◆ **EXERCISE DETAILS**:
Every line of the material below in which "china" shows up is to be located and copied.

◆ **RECORD EXTRACTS**:

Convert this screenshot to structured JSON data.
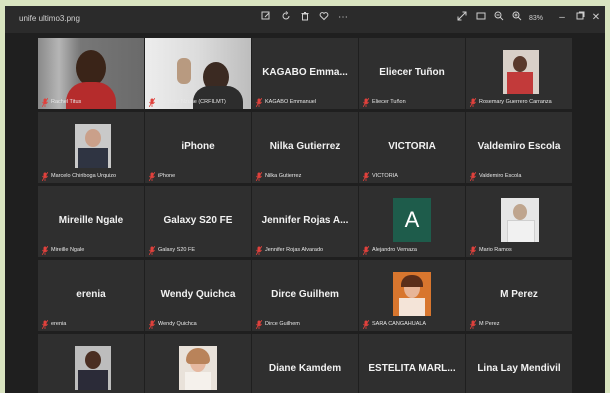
{
  "window": {
    "title": "unife ultimo3.png",
    "zoom": "83%"
  },
  "participants": [
    {
      "label": "Rachel Titus",
      "big": ""
    },
    {
      "label": "Narcisse Nzune (CRFILMT)",
      "big": ""
    },
    {
      "label": "KAGABO Emmanuel",
      "big": "KAGABO Emma..."
    },
    {
      "label": "Eliecer Tuñon",
      "big": "Eliecer Tuñon"
    },
    {
      "label": "Rosemary Guerrero Carranza",
      "big": ""
    },
    {
      "label": "Marcelo Chiriboga Urquizo",
      "big": ""
    },
    {
      "label": "iPhone",
      "big": "iPhone"
    },
    {
      "label": "Nilka Gutierrez",
      "big": "Nilka Gutierrez"
    },
    {
      "label": "VICTORIA",
      "big": "VICTORIA"
    },
    {
      "label": "Valdemiro Escola",
      "big": "Valdemiro Escola"
    },
    {
      "label": "Mireille Ngale",
      "big": "Mireille Ngale"
    },
    {
      "label": "Galaxy S20 FE",
      "big": "Galaxy S20 FE"
    },
    {
      "label": "Jennifer Rojas Alvarado",
      "big": "Jennifer Rojas A..."
    },
    {
      "label": "Alejandro Vernaza",
      "big": "",
      "avatar_letter": "A"
    },
    {
      "label": "Mario Ramos",
      "big": ""
    },
    {
      "label": "erenia",
      "big": "erenia"
    },
    {
      "label": "Wendy Quichca",
      "big": "Wendy Quichca"
    },
    {
      "label": "Dirce Guilhem",
      "big": "Dirce Guilhem"
    },
    {
      "label": "SARA CANGAHUALA",
      "big": ""
    },
    {
      "label": "M Perez",
      "big": "M Perez"
    },
    {
      "label": "",
      "big": ""
    },
    {
      "label": "",
      "big": ""
    },
    {
      "label": "",
      "big": "Diane Kamdem"
    },
    {
      "label": "",
      "big": "ESTELITA MARL..."
    },
    {
      "label": "",
      "big": "Lina Lay Mendivil"
    }
  ],
  "colors": {
    "mic_muted": "#e0413c",
    "tile_bg": "#2f2f2f",
    "avatar_green": "#1e5c4b"
  }
}
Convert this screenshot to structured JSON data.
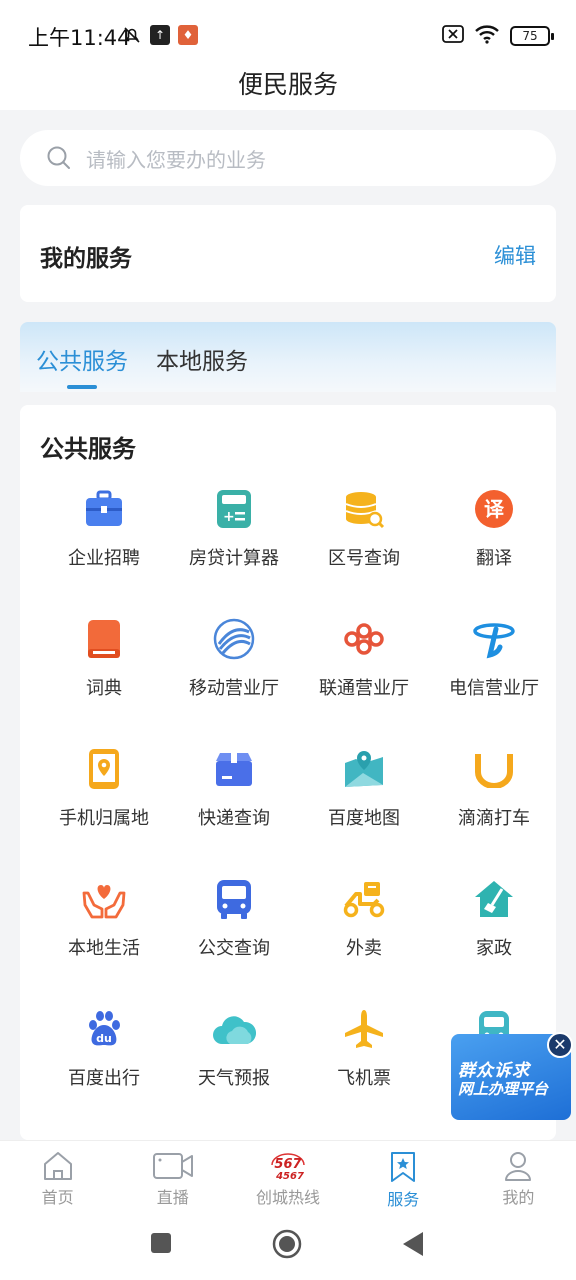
{
  "status_bar": {
    "time": "上午11:44",
    "battery": "75"
  },
  "header": {
    "title": "便民服务"
  },
  "search": {
    "placeholder": "请输入您要办的业务"
  },
  "my_services": {
    "title": "我的服务",
    "edit_label": "编辑"
  },
  "tabs": [
    {
      "label": "公共服务",
      "active": true
    },
    {
      "label": "本地服务",
      "active": false
    }
  ],
  "public_services": {
    "title": "公共服务",
    "items": [
      {
        "label": "企业招聘",
        "icon": "briefcase-icon"
      },
      {
        "label": "房贷计算器",
        "icon": "calculator-icon"
      },
      {
        "label": "区号查询",
        "icon": "coin-search-icon"
      },
      {
        "label": "翻译",
        "icon": "translate-icon"
      },
      {
        "label": "词典",
        "icon": "dictionary-icon"
      },
      {
        "label": "移动营业厅",
        "icon": "china-mobile-icon"
      },
      {
        "label": "联通营业厅",
        "icon": "china-unicom-icon"
      },
      {
        "label": "电信营业厅",
        "icon": "china-telecom-icon"
      },
      {
        "label": "手机归属地",
        "icon": "phone-location-icon"
      },
      {
        "label": "快递查询",
        "icon": "package-icon"
      },
      {
        "label": "百度地图",
        "icon": "map-icon"
      },
      {
        "label": "滴滴打车",
        "icon": "didi-icon"
      },
      {
        "label": "本地生活",
        "icon": "hands-heart-icon"
      },
      {
        "label": "公交查询",
        "icon": "bus-icon"
      },
      {
        "label": "外卖",
        "icon": "scooter-icon"
      },
      {
        "label": "家政",
        "icon": "house-clean-icon"
      },
      {
        "label": "百度出行",
        "icon": "baidu-paw-icon"
      },
      {
        "label": "天气预报",
        "icon": "cloud-icon"
      },
      {
        "label": "飞机票",
        "icon": "airplane-icon"
      },
      {
        "label": "",
        "icon": "train-icon"
      }
    ]
  },
  "floating_banner": {
    "line1": "群众诉求",
    "line2": "网上办理平台"
  },
  "bottom_nav": [
    {
      "label": "首页",
      "icon": "home-icon",
      "active": false
    },
    {
      "label": "直播",
      "icon": "video-icon",
      "active": false
    },
    {
      "label": "创城热线",
      "icon": "hotline-icon",
      "badge_top": "567",
      "badge_bottom": "4567",
      "active": false
    },
    {
      "label": "服务",
      "icon": "service-bookmark-icon",
      "active": true
    },
    {
      "label": "我的",
      "icon": "user-icon",
      "active": false
    }
  ],
  "colors": {
    "accent": "#2b8fd6",
    "background": "#f3f4f6"
  }
}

◆ **COMPLETED EXERCISE**:
        "icon": "china-mobile-icon"
        "icon": "china-unicom-icon"
        "icon": "china-telecom-icon"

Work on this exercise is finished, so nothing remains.